But there is a middle ground between anonymous commenters and those with real names: commenters who use pseudonyms. People use pseudonyms for many reasons, often because it better reflects their online persona or they simply want to separate their identities for different activities. New data from Disqus, the commenting platform, suggests that pseudonyms both encourage more and better comments.
According to the data, 61 percent of all Disqus comments are made via pseudonyms, versus 35 percent anonymous and 4 percent using real names (i.e. Facebook). People with pseudonyms also comment 6.5 times more than those who comment anonymously and 4.7 times more than commenters who use real names.

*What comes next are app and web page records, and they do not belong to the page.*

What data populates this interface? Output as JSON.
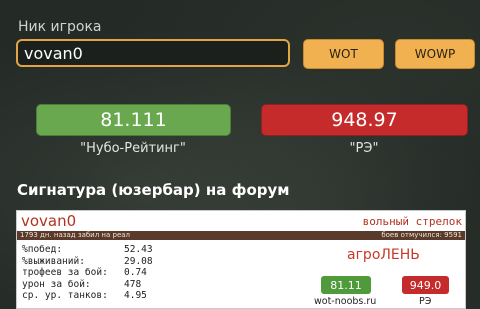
{
  "form": {
    "nick_label": "Ник игрока",
    "nick_value": "vovan0",
    "wot_button": "WOT",
    "wowp_button": "WOWP"
  },
  "ratings": {
    "noob_value": "81.111",
    "noob_caption": "\"Нубо-Рейтинг\"",
    "re_value": "948.97",
    "re_caption": "\"РЭ\""
  },
  "signature_section": {
    "title": "Сигнатура (юзербар) на форум"
  },
  "signature": {
    "name": "vovan0",
    "clan": "вольный стрелок",
    "bar_left": "1793 дн. назад забил на реал",
    "bar_right": "боев отмучился: 9591",
    "stats": [
      {
        "label": "%побед:",
        "value": "52.43"
      },
      {
        "label": "%выживаний:",
        "value": "29.08"
      },
      {
        "label": "трофеев за бой:",
        "value": "0.74"
      },
      {
        "label": "урон за бой:",
        "value": "478"
      },
      {
        "label": "ср. ур. танков:",
        "value": "4.95"
      }
    ],
    "agro": "агроЛЕНЬ",
    "noob_value": "81.11",
    "noob_caption": "wot-noobs.ru",
    "re_value": "949.0",
    "re_caption": "РЭ"
  },
  "colors": {
    "accent_orange": "#f2b150",
    "green": "#6aa84f",
    "red": "#c62b2b"
  }
}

Okay, but what about the trolls? Disqus maintains that only does allowing pseudonyms produce more comments, but the quality of the comments is also better, as measured by likes and replies. Disqus maintains that 61 percent of pseudonymous comments on its system are positive in that regard, versus only 34 percent positive for anonymous comments (I knew it!) and 51 percent positive for comments made using real names. People who use pseudonyms post better comments on Disqus. Their comments are liked more and generate more discussion.
On the negative front—comments that are marked as spam, flagged, or deleted—both anonymous and pseudonymous comments are poor quality 11 percent of the time. Comments under real names are negative 9 percent of the time, so a little bit better than the other two but not by much.
Would this data hold true across other commenting systems? It is hard to say. Disqus allows for pseudonyms, and they are obviously popular on that system. People who register for a Disqus account get verified, and then can pick another name under which to comment. People can comment anonymously as well.
Pseudonyms appear to be a promising middle ground for commenting systems. You want to be able to block or downgrade bad actors (spam, hate speech, etc.) without discouraging the much larger number of legitimate commenters who may not want to use their real names. Should all blogs allow for pseudonyms in comments? Please comment using your real name below